Please output all of the entries exactly and omit any images they hold.

→ **Component data from apps and pages**
━━━━━━━━━━━━━━━━━━━━━━━━━━━━━━

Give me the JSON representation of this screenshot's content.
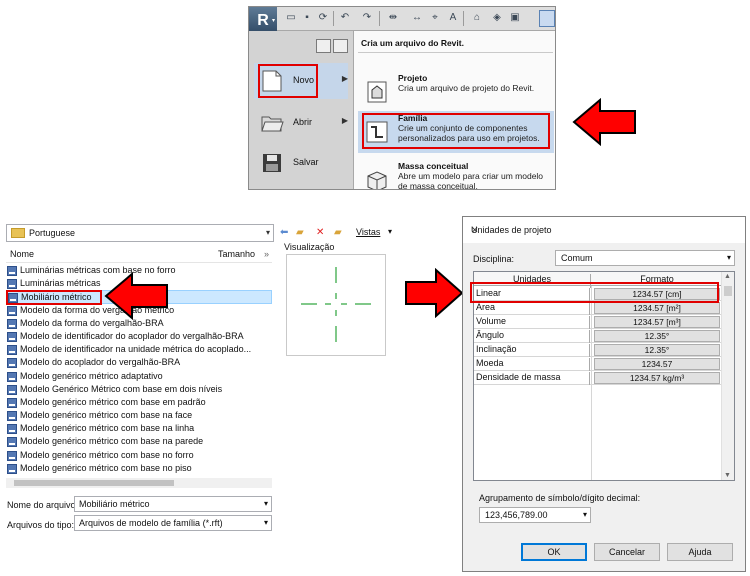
{
  "revit_menu": {
    "app_letter": "R",
    "items": [
      {
        "label": "Novo"
      },
      {
        "label": "Abrir"
      },
      {
        "label": "Salvar"
      }
    ],
    "submenu": {
      "title": "Cria um arquivo do Revit.",
      "items": [
        {
          "title": "Projeto",
          "desc": "Cria um arquivo de projeto do Revit."
        },
        {
          "title": "Família",
          "desc": "Crie um conjunto de componentes personalizados para uso em projetos."
        },
        {
          "title": "Massa conceitual",
          "desc": "Abre um modelo para criar um modelo de massa conceitual."
        }
      ]
    }
  },
  "file_browser": {
    "folder": "Portuguese",
    "columns": {
      "name": "Nome",
      "size": "Tamanho"
    },
    "files": [
      "Luminárias métricas com base no forro",
      "Luminárias métricas",
      "Mobiliário métrico",
      "Modelo da forma do vergalhão métrico",
      "Modelo da forma do vergalhão-BRA",
      "Modelo de identificador do acoplador do vergalhão-BRA",
      "Modelo de identificador na unidade métrica do acoplado...",
      "Modelo do acoplador do vergalhão-BRA",
      "Modelo genérico métrico adaptativo",
      "Modelo Genérico Métrico com base em dois níveis",
      "Modelo genérico métrico com base em padrão",
      "Modelo genérico métrico com base na face",
      "Modelo genérico métrico com base na linha",
      "Modelo genérico métrico com base na parede",
      "Modelo genérico métrico com base no forro",
      "Modelo genérico métrico com base no piso"
    ],
    "selected_index": 2,
    "file_name_label": "Nome do arquivo:",
    "file_name_value": "Mobiliário métrico",
    "file_type_label": "Arquivos do tipo:",
    "file_type_value": "Arquivos de modelo de família  (*.rft)",
    "views_label": "Vistas",
    "preview_label": "Visualização"
  },
  "units_dialog": {
    "title": "Unidades de projeto",
    "discipline_label": "Disciplina:",
    "discipline_value": "Comum",
    "headers": {
      "units": "Unidades",
      "format": "Formato"
    },
    "rows": [
      {
        "name": "Linear",
        "format": "1234.57 [cm]"
      },
      {
        "name": "Área",
        "format": "1234.57 [m²]"
      },
      {
        "name": "Volume",
        "format": "1234.57 [m³]"
      },
      {
        "name": "Ângulo",
        "format": "12.35°"
      },
      {
        "name": "Inclinação",
        "format": "12.35°"
      },
      {
        "name": "Moeda",
        "format": "1234.57"
      },
      {
        "name": "Densidade de massa",
        "format": "1234.57 kg/m³"
      }
    ],
    "grouping_label": "Agrupamento de símbolo/dígito decimal:",
    "grouping_value": "123,456,789.00",
    "buttons": {
      "ok": "OK",
      "cancel": "Cancelar",
      "help": "Ajuda"
    }
  },
  "colors": {
    "highlight_red": "#e10000",
    "selection_blue": "#c7d9ee"
  }
}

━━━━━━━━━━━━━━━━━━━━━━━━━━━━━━

→ **Solution to the problem**
Give me the JSON representation of this screenshot's content.
{
  "revit_menu": {
    "app_letter": "R",
    "items": [
      {
        "label": "Novo"
      },
      {
        "label": "Abrir"
      },
      {
        "label": "Salvar"
      }
    ],
    "submenu": {
      "title": "Cria um arquivo do Revit.",
      "items": [
        {
          "title": "Projeto",
          "desc": "Cria um arquivo de projeto do Revit."
        },
        {
          "title": "Família",
          "desc": "Crie um conjunto de componentes personalizados para uso em projetos."
        },
        {
          "title": "Massa conceitual",
          "desc": "Abre um modelo para criar um modelo de massa conceitual."
        }
      ]
    }
  },
  "file_browser": {
    "folder": "Portuguese",
    "columns": {
      "name": "Nome",
      "size": "Tamanho"
    },
    "files": [
      "Luminárias métricas com base no forro",
      "Luminárias métricas",
      "Mobiliário métrico",
      "Modelo da forma do vergalhão métrico",
      "Modelo da forma do vergalhão-BRA",
      "Modelo de identificador do acoplador do vergalhão-BRA",
      "Modelo de identificador na unidade métrica do acoplado...",
      "Modelo do acoplador do vergalhão-BRA",
      "Modelo genérico métrico adaptativo",
      "Modelo Genérico Métrico com base em dois níveis",
      "Modelo genérico métrico com base em padrão",
      "Modelo genérico métrico com base na face",
      "Modelo genérico métrico com base na linha",
      "Modelo genérico métrico com base na parede",
      "Modelo genérico métrico com base no forro",
      "Modelo genérico métrico com base no piso"
    ],
    "selected_index": 2,
    "file_name_label": "Nome do arquivo:",
    "file_name_value": "Mobiliário métrico",
    "file_type_label": "Arquivos do tipo:",
    "file_type_value": "Arquivos de modelo de família  (*.rft)",
    "views_label": "Vistas",
    "preview_label": "Visualização"
  },
  "units_dialog": {
    "title": "Unidades de projeto",
    "discipline_label": "Disciplina:",
    "discipline_value": "Comum",
    "headers": {
      "units": "Unidades",
      "format": "Formato"
    },
    "rows": [
      {
        "name": "Linear",
        "format": "1234.57 [cm]"
      },
      {
        "name": "Área",
        "format": "1234.57 [m²]"
      },
      {
        "name": "Volume",
        "format": "1234.57 [m³]"
      },
      {
        "name": "Ângulo",
        "format": "12.35°"
      },
      {
        "name": "Inclinação",
        "format": "12.35°"
      },
      {
        "name": "Moeda",
        "format": "1234.57"
      },
      {
        "name": "Densidade de massa",
        "format": "1234.57 kg/m³"
      }
    ],
    "grouping_label": "Agrupamento de símbolo/dígito decimal:",
    "grouping_value": "123,456,789.00",
    "buttons": {
      "ok": "OK",
      "cancel": "Cancelar",
      "help": "Ajuda"
    }
  },
  "colors": {
    "highlight_red": "#e10000",
    "selection_blue": "#c7d9ee"
  }
}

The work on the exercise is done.